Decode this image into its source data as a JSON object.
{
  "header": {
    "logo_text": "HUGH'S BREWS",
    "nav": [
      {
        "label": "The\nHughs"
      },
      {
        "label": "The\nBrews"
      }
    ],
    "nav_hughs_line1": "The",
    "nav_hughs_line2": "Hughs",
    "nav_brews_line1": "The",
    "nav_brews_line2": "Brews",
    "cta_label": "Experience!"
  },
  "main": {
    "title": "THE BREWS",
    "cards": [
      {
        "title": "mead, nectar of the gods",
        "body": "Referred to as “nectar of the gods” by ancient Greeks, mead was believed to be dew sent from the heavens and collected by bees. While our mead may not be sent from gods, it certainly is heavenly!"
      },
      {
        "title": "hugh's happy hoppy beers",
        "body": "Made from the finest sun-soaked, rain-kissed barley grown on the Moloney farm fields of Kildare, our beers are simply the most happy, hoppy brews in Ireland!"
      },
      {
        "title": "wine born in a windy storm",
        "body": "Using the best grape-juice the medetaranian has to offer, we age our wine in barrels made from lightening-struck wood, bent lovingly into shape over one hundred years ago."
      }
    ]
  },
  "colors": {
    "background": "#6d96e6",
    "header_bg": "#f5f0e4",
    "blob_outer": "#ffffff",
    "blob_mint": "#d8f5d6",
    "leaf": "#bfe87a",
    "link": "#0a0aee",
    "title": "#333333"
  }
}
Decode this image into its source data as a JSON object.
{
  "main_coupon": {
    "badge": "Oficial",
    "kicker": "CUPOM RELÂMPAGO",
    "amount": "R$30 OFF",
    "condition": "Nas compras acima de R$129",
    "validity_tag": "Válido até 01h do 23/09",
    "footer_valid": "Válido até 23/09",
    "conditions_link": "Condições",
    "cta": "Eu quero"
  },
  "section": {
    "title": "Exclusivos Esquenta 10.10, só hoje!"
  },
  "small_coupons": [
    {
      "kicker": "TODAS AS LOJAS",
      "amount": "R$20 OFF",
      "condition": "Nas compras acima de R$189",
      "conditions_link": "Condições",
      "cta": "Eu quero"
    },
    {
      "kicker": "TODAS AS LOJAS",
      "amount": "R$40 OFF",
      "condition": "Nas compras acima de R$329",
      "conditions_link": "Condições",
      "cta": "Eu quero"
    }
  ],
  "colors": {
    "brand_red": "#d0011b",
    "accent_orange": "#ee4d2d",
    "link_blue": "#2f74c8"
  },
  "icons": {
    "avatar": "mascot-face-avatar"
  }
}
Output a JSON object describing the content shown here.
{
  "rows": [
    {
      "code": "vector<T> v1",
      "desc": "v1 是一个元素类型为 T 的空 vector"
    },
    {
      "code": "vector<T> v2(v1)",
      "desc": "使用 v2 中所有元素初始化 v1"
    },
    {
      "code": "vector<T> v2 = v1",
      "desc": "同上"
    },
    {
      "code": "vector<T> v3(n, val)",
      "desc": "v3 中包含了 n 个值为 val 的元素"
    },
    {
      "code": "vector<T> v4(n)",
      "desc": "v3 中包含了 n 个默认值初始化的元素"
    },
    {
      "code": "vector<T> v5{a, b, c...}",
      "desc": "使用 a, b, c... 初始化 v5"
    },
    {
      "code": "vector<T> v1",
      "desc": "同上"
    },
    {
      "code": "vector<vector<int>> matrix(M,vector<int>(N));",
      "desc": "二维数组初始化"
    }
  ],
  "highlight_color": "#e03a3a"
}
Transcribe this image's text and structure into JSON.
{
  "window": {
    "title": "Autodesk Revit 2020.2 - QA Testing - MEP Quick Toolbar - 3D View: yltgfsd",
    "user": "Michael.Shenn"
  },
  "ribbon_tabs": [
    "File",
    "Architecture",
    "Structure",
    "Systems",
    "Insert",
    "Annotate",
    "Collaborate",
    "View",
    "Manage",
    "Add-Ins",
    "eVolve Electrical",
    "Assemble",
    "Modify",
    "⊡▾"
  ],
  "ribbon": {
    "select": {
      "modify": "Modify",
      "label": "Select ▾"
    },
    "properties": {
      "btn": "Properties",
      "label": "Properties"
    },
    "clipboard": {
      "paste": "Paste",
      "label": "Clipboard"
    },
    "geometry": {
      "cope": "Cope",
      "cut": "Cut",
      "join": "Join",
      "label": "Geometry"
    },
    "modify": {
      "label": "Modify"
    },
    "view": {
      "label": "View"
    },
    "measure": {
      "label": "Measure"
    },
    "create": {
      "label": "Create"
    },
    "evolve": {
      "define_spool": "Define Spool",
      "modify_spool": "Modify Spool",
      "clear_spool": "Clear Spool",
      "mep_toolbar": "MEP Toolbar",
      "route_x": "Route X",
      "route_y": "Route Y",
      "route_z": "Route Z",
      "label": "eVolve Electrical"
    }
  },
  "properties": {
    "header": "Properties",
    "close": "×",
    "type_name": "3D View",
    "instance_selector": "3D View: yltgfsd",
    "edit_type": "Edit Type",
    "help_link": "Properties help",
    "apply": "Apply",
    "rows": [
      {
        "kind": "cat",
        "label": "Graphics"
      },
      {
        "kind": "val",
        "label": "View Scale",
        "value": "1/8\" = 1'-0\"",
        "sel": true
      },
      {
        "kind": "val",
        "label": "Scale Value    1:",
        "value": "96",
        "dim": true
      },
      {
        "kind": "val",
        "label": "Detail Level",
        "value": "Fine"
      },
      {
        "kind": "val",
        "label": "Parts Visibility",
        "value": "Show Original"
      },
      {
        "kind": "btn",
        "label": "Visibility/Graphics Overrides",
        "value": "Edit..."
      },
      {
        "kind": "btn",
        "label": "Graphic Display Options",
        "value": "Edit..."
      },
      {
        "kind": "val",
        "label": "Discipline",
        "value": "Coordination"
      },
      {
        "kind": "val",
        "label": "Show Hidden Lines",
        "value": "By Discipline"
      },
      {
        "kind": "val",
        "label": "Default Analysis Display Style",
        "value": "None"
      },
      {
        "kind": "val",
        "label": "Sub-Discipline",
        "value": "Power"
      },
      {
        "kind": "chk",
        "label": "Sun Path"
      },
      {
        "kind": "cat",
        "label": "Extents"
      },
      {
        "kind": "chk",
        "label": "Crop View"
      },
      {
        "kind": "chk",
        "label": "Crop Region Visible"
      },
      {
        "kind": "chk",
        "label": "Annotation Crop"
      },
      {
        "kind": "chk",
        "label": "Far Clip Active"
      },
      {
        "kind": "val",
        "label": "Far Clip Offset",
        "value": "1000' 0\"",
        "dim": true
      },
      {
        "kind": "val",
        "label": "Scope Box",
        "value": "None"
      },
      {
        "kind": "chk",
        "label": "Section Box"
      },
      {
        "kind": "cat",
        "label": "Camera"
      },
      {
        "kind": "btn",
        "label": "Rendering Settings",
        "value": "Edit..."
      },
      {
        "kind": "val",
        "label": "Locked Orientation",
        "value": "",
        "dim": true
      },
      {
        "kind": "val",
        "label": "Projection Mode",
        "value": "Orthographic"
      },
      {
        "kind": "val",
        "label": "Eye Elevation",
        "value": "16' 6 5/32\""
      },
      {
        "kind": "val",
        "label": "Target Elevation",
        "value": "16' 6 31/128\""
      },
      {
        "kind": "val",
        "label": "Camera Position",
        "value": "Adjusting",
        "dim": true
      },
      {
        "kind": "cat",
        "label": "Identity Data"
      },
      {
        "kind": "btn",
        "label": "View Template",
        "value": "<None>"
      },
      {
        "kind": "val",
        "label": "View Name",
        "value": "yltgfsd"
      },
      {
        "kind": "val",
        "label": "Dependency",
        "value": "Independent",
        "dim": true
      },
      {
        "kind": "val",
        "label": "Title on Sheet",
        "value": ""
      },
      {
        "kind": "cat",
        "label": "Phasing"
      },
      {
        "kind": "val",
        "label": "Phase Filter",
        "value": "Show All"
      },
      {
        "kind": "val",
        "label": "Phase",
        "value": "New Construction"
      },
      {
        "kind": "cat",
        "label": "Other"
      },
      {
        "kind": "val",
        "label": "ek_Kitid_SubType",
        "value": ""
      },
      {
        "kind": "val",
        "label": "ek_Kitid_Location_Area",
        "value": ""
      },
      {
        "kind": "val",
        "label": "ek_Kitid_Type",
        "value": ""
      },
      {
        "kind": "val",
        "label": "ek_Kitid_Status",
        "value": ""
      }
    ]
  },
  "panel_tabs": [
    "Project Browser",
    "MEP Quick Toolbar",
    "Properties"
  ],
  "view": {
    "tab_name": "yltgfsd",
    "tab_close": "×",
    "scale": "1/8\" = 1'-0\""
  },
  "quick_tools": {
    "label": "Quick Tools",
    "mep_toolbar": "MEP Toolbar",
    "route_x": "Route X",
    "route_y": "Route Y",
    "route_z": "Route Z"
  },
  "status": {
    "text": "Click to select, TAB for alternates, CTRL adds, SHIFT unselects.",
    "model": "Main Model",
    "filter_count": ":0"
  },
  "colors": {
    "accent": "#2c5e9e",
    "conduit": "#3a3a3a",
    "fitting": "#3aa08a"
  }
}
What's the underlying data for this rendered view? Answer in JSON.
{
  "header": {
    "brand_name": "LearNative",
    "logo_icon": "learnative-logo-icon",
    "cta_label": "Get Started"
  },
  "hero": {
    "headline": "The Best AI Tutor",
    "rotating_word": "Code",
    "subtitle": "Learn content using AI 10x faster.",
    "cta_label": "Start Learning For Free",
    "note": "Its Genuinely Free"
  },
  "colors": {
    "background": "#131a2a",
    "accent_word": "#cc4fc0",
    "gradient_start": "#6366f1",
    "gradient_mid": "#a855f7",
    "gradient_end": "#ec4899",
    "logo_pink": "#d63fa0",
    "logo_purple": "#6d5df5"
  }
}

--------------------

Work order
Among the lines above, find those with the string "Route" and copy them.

Final answer
      "route_x": "Route X",
      "route_y": "Route Y",
      "route_z": "Route Z",
    "route_x": "Route X",
    "route_y": "Route Y",
    "route_z": "Route Z"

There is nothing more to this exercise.